So far I’ve found product literature on the website, a tutorial (which is a Scrivener document), online help and the forum. From what I can tell the online help actually contains the kind of information I would expect in the manual.

The fact that what is currently serving as both the online help and the manual isn’t a Scrivener document is quite suprising because it would be so much more useful if it were.

For instance, in its current form it is very difficult to search as it is inseparable from the application and lacks a comprehensive index. When I choose Help->Scrivener Help->Reference Guide, the ordinary in-page search (pretzel-F) doesn’t work. If you enter something in the “Ask a question” area, the matches only take you to the page and not the exact location of the keyword.

For example, if you enter “masterpiece” in that box, it will tell you only that the word occurs somewhere in the introduction. That isn’t very helpful when the document is structured as a collection of very long passages.

Are there good reasons that Scrivener’s own online help isn’t maintained with Scrivener? Scrivener certainly isn’t an HTML editor but surely it can generate HTML.

I’m sure everyone appreciates the time and effort you do put into answering questions. My only point was that it’s very hard to independently find answers when the information isn’t structured in certain ways and you don’t already know where to look.

That said, I’m still a little confused with the exactly how Scrivener works with MultiMarkdown but that discussion belongs elsewhere.


Scrivener uses the standard OS X online help format, as recommended by Apple. The Help tool itself - which I agree isn’t fantastic - is an Apple application.

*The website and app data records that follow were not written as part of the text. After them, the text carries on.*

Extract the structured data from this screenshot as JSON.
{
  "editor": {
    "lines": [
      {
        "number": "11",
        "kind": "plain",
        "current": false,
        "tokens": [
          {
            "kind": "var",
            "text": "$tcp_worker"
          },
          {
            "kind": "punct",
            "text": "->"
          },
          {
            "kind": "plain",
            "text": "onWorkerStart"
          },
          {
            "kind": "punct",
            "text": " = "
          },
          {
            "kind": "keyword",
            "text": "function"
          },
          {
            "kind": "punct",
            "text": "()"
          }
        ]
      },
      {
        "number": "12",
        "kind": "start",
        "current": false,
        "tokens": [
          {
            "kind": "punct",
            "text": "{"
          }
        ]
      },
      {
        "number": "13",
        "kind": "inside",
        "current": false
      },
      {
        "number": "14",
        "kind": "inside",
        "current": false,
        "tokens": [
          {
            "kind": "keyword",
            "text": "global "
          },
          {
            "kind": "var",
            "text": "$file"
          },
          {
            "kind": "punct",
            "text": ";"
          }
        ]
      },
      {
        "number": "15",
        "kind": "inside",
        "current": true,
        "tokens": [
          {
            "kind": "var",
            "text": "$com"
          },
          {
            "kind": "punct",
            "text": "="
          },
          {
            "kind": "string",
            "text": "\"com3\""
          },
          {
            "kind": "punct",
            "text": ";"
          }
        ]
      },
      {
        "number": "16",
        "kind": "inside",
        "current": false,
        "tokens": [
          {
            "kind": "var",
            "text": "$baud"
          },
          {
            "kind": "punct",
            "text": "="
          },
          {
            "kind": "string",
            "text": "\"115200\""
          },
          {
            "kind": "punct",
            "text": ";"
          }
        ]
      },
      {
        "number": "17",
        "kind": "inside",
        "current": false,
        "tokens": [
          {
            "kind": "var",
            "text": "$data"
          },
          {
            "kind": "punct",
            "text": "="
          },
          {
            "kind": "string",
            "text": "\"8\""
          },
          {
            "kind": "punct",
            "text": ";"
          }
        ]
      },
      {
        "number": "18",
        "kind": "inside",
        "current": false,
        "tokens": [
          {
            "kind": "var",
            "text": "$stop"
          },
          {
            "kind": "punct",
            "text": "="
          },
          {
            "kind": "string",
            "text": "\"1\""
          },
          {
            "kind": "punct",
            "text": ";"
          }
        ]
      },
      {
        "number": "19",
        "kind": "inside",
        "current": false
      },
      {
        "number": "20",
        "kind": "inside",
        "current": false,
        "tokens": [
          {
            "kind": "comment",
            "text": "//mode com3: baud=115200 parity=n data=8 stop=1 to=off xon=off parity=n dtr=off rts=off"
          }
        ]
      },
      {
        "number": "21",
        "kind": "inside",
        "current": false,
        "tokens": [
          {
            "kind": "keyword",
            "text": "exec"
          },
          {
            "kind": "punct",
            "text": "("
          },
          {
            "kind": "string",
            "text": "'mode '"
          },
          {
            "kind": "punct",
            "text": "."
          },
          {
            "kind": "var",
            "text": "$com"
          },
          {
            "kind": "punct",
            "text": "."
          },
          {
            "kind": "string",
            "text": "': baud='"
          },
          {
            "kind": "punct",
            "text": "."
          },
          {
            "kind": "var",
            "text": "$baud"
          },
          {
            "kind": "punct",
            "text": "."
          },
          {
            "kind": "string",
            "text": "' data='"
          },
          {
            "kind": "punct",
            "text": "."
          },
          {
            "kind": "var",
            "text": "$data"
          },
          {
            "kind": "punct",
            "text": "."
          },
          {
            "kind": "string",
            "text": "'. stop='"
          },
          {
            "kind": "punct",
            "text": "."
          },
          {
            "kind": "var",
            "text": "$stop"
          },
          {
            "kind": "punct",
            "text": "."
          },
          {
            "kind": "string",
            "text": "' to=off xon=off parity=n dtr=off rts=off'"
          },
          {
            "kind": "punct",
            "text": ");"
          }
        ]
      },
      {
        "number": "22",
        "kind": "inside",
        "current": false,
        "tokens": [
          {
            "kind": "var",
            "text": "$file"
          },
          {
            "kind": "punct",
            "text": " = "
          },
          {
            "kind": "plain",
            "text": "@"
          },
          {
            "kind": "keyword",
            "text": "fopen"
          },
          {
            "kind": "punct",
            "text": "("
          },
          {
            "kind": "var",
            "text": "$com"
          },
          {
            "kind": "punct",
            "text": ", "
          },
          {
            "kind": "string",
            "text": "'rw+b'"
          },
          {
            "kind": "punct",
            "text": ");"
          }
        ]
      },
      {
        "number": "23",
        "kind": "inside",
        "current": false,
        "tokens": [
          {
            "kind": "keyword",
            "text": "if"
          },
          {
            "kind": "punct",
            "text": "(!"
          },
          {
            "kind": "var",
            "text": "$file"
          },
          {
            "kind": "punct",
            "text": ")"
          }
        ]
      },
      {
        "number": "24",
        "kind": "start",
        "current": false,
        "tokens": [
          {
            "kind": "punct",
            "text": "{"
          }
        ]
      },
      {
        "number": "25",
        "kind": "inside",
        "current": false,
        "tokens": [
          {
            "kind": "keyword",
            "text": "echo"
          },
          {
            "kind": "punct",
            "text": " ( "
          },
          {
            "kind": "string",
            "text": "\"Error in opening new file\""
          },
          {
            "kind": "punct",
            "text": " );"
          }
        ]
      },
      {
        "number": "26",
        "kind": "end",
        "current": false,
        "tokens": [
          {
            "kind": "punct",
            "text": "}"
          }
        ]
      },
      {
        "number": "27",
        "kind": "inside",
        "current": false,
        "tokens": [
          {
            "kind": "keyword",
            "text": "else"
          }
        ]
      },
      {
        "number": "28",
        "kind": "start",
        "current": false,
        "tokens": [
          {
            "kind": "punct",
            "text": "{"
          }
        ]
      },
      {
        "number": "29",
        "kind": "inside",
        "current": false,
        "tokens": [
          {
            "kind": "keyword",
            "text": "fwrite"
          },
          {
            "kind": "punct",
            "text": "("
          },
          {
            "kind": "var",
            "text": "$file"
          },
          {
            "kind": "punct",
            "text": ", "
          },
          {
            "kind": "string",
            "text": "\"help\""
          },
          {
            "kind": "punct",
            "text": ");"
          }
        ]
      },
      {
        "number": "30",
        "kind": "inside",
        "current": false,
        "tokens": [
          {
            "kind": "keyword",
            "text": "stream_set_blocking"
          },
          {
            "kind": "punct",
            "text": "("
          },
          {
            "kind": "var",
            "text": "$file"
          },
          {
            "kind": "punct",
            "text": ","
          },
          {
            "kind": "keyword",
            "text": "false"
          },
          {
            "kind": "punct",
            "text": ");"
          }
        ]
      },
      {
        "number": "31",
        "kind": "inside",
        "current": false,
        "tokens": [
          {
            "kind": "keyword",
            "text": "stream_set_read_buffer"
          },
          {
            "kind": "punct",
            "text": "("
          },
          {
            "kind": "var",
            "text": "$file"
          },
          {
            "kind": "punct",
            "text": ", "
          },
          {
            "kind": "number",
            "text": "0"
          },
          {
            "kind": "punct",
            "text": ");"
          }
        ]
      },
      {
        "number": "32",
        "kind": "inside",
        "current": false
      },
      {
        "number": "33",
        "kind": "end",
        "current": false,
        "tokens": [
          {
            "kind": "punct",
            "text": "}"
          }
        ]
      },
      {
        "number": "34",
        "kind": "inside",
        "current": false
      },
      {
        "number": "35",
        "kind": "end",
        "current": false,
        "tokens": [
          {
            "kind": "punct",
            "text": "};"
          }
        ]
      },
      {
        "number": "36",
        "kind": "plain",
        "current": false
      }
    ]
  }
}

It takes HTML files which are then compiled into that Apple Help tool. You will find that most OS X programs use this format, as it is the standard (e.g. Pages, TextEdit, iPhoto etc). Scrivener can generate HTML but the MMD HTML exporter is much better than the standard one. Besides which, when it comes to HTML, I prefer to hand-code it rather than use a rich text system. Thus I use either TextWrangler or Coda to maintain the Help information. If the Help file itself were a Scrivener document, you would be able to delete whole swathes of text in it and so forth. Anyway, like I say, I’m just using the format that most users will be familiar with as it is standard across OS X.
All the best,

Still… it would be nice to be able to actually search the Reference Guild in the online help with precision. Scrivener’s own document search gets it right. You can see what I mean easily:

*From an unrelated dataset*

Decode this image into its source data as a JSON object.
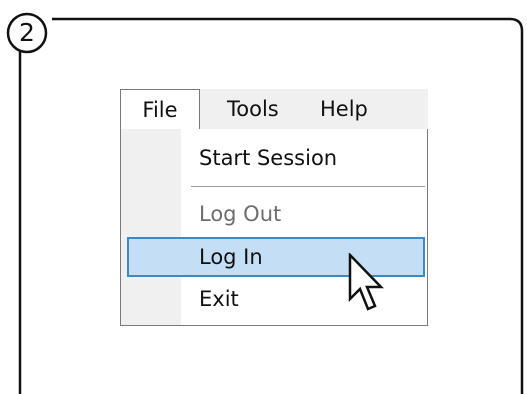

Help -> Tutorial, enter “importing” in the search box, click on Step 11. Importing and you see all the keywords (importing) in the document highlighted.

but the equivalent with

Help -> Scrivener Help -> Reference Guide, enter “importing”, select the first document and none of the keywords are highlighted.

As Keith has already said, though, this is a limitation of the OSX help system, not Scrivener. And I feel that presenting the user with a familiar, system-wide interface for help is worth the very small price of not being able to see highlighted search terms.

Isn’t it fairly standard practice these days to put the manual in the Help menu? Some companies produce a PDF along with that, but it is the same exact text in most cases, just in a different format.

You must be using Leopard. That is one of the things that I absolutely loath with the new operating system. Why is help now a floating palette that can only show help from one application at a time, and cannot be searched using Cmd-F!

Anyway, I think panning the documentation because it isn’t published in the application’s format is a little strange. Like you, I think it is neat when an information based application has embedded documentation in its own format. DEVONthink does this, Boswell, Leo, and I can think of a few others. But I certainly don’t consider it a pre-requisite.

By the way, as Keith said, it is just HTML. If you want more control over it, get into the bundle and make a copy of the “Help” directory in Resources. Double-click on index.html and you should see it open up in your browser. You could even drag this Help directory into a Scrivener project, and have your embedded documentation. :slight_smile: